All abuzz: Larvicidal flavonoids inhibit key enzyme in yellow fever mosquitoes

When most people think of flavonoids, natural compounds found in plants and other organisms, their nutritional benefits probably come to mind first. But these compounds may have another health benefit: researchers from Japan have discovered that certain flavonoids inhibit development in mosquitoes that can spread disease.

In a study published this month in BMC Biology, researchers from the University of Tsukuba have revealed that particular flavonoids inhibit an enzyme involved in the formation of a key insect hormone in the yellow fever mosquito, Aedes aegypti.

Mosquito-borne diseases are a major component of the worldwide burden of infectious disease in humans. Aedes aegypti is from a group of mosquitoes that can spread a number of viruses that cause infectious diseases in humans, including dengue fever, yellow fever, and Zika. In the wild, A. aegypti has begun to show resistance to insecticides, revealing a need for new types of pesticides for targeting this species.

“Flavonoids — a type of metabolic product from plants, fungi, and other organisms — can interfere with insect development and physiology, and have the ability to kill larvae of A. aegypti,” says senior author of the study, Professor Ryusuke Niwa. “Flavonoids are thought to be relatively safe for the environment, as well as human and animal health.”

To investigate how flavonoids can kill mosquito larvae, the researchers analyzed the activities of several flavonoids in A. aegypti, including daidzein, which has previously been identified as a larvicide for this species. The team found that the flavonoids inhibit the activity of glutathione S-transferase Noppera-bo (Nobo); in A. aegypti, Nobo is an enzyme involved in the biosynthesis of the hormone ecdysone.

Ecdysone is an insect steroid hormone, or ecdysteroid, required for the initiation of metamorphosis and regulation of molting. Because ecdysteroids are key to the life cycle of insects, chemical inhibitors of enzymes involved in making these hormones, including Nobo, are thought to be insect growth regulators (IGRs) that disrupt development in insects without affecting other organisms.

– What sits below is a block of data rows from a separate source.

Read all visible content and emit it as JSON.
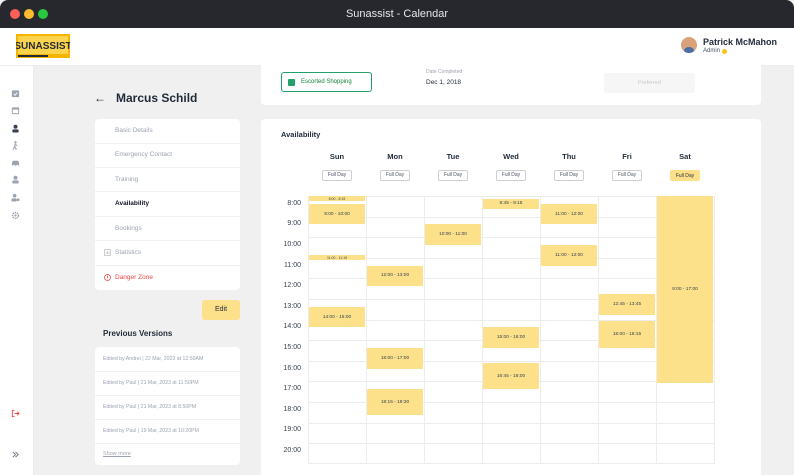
{
  "window": {
    "title": "Sunassist - Calendar"
  },
  "header": {
    "logo_text": "SUNASSIST",
    "user_name": "Patrick McMahon",
    "user_role": "Admin"
  },
  "sidebar": {
    "icons": [
      "calendar-check-icon",
      "calendar-icon",
      "user-badge-icon",
      "walking-person-icon",
      "car-icon",
      "person-icon",
      "users-settings-icon",
      "gear-icon"
    ],
    "bottom_icons": [
      "logout-icon",
      "expand-icon"
    ]
  },
  "profile": {
    "name": "Marcus Schild",
    "menu": [
      {
        "label": "Basic Details",
        "state": "normal"
      },
      {
        "label": "Emergency Contact",
        "state": "normal"
      },
      {
        "label": "Training",
        "state": "normal"
      },
      {
        "label": "Availability",
        "state": "active"
      },
      {
        "label": "Bookings",
        "state": "normal"
      },
      {
        "label": "Statistics",
        "state": "normal",
        "icon": "chart-icon"
      },
      {
        "label": "Danger Zone",
        "state": "danger",
        "icon": "warning-icon"
      }
    ],
    "edit_label": "Edit",
    "previous_versions_title": "Previous Versions",
    "versions": [
      "Edited by Andrei | 22 Mar, 2023 at 12:50AM",
      "Edited by Paul | 21 Mar, 2023 at 11:50PM",
      "Edited by Paul | 21 Mar, 2023 at 8:50PM",
      "Edited by Paul | 19 Mar, 2023 at 10:20PM"
    ],
    "show_more": "Show more"
  },
  "service": {
    "name": "Escorted Shopping",
    "date_completed_label": "Date Completed",
    "date_completed": "Dec 1, 2018",
    "preferred_placeholder": "Preferred"
  },
  "availability": {
    "title": "Availability",
    "full_day_label": "Full Day",
    "days": [
      "Sun",
      "Mon",
      "Tue",
      "Wed",
      "Thu",
      "Fri",
      "Sat"
    ],
    "full_day_selected": [
      false,
      false,
      false,
      false,
      false,
      false,
      true
    ],
    "times": [
      "8:00",
      "9:00",
      "10:00",
      "11:00",
      "12:00",
      "13:00",
      "14:00",
      "15:00",
      "16:00",
      "17:00",
      "18:00",
      "19:00",
      "20:00"
    ],
    "slots": [
      {
        "day": 0,
        "start": 7.5,
        "end": 7.75,
        "label": "8:00 - 8:15"
      },
      {
        "day": 0,
        "start": 8.0,
        "end": 9.0,
        "label": "9:00 - 10:00"
      },
      {
        "day": 0,
        "start": 10.5,
        "end": 10.75,
        "label": "11:00 - 11:15"
      },
      {
        "day": 0,
        "start": 13.0,
        "end": 14.0,
        "label": "14:00 - 15:00"
      },
      {
        "day": 1,
        "start": 11.0,
        "end": 12.0,
        "label": "12:00 - 13:00"
      },
      {
        "day": 1,
        "start": 15.0,
        "end": 16.0,
        "label": "16:00 - 17:00"
      },
      {
        "day": 1,
        "start": 17.0,
        "end": 18.25,
        "label": "18:15 - 19:30"
      },
      {
        "day": 2,
        "start": 9.0,
        "end": 10.0,
        "label": "10:00 - 11:00"
      },
      {
        "day": 3,
        "start": 7.75,
        "end": 8.25,
        "label": "8:45 - 9:15"
      },
      {
        "day": 3,
        "start": 14.0,
        "end": 15.0,
        "label": "15:00 - 16:00"
      },
      {
        "day": 3,
        "start": 15.75,
        "end": 17.0,
        "label": "16:45 - 18:00"
      },
      {
        "day": 4,
        "start": 8.0,
        "end": 9.0,
        "label": "11:00 - 12:00"
      },
      {
        "day": 4,
        "start": 10.0,
        "end": 11.0,
        "label": "11:00 - 12:00"
      },
      {
        "day": 5,
        "start": 12.4,
        "end": 13.4,
        "label": "12:45 - 13:45"
      },
      {
        "day": 5,
        "start": 13.7,
        "end": 15.0,
        "label": "15:00 - 16:15"
      },
      {
        "day": 6,
        "start": 7.6,
        "end": 16.7,
        "label": "8:00 - 17:00"
      }
    ]
  },
  "colors": {
    "accent_yellow": "#fde18a",
    "success_green": "#22a06b",
    "danger_red": "#ef4444"
  }
}
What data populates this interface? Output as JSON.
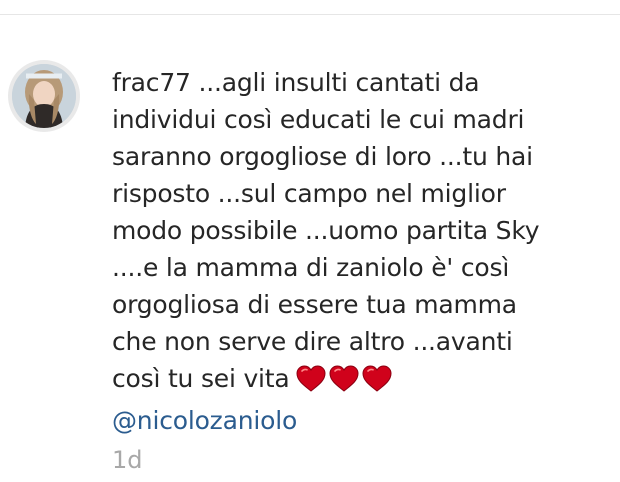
{
  "comment": {
    "username": "frac77",
    "text_lines": [
      " ...agli insulti cantati da",
      "individui così educati le cui madri",
      "saranno orgogliose di loro ...tu hai",
      "risposto ...sul campo nel miglior",
      "modo possibile ...uomo partita Sky",
      "....e la mamma di zaniolo è' così",
      "orgogliosa di essere tua mamma",
      "che non serve dire altro ...avanti",
      "così tu sei vita"
    ],
    "emoji": [
      "heart-icon",
      "heart-icon",
      "heart-icon"
    ],
    "mention": "@nicolozaniolo",
    "timestamp": "1d"
  },
  "colors": {
    "text": "#262626",
    "mention": "#2b5c8f",
    "timestamp": "#a8a8a8",
    "heart": "#d0021b"
  }
}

“We also discovered that, of the flavonoids we tested, desmethylglycitein (DMG) was the most efficient Nobo inhibitor in this species, even more so than daidzein,” says Professor Niwa. “DMG showed larvicidal activity against A. aegypti, and indicated promise for DMG-based insecticides in the future.”

The high prevalence of resistance in mosquitoes to current insecticides in some areas urgently requires the development of new insecticides with different chemical structures and targeting pathways from those currently in use. The results of this study offer a new avenue for developing new IGRs that are environmentally friendly and can be used for the control of mosquito populations by inhibiting the biosynthesis of ecdysteroids.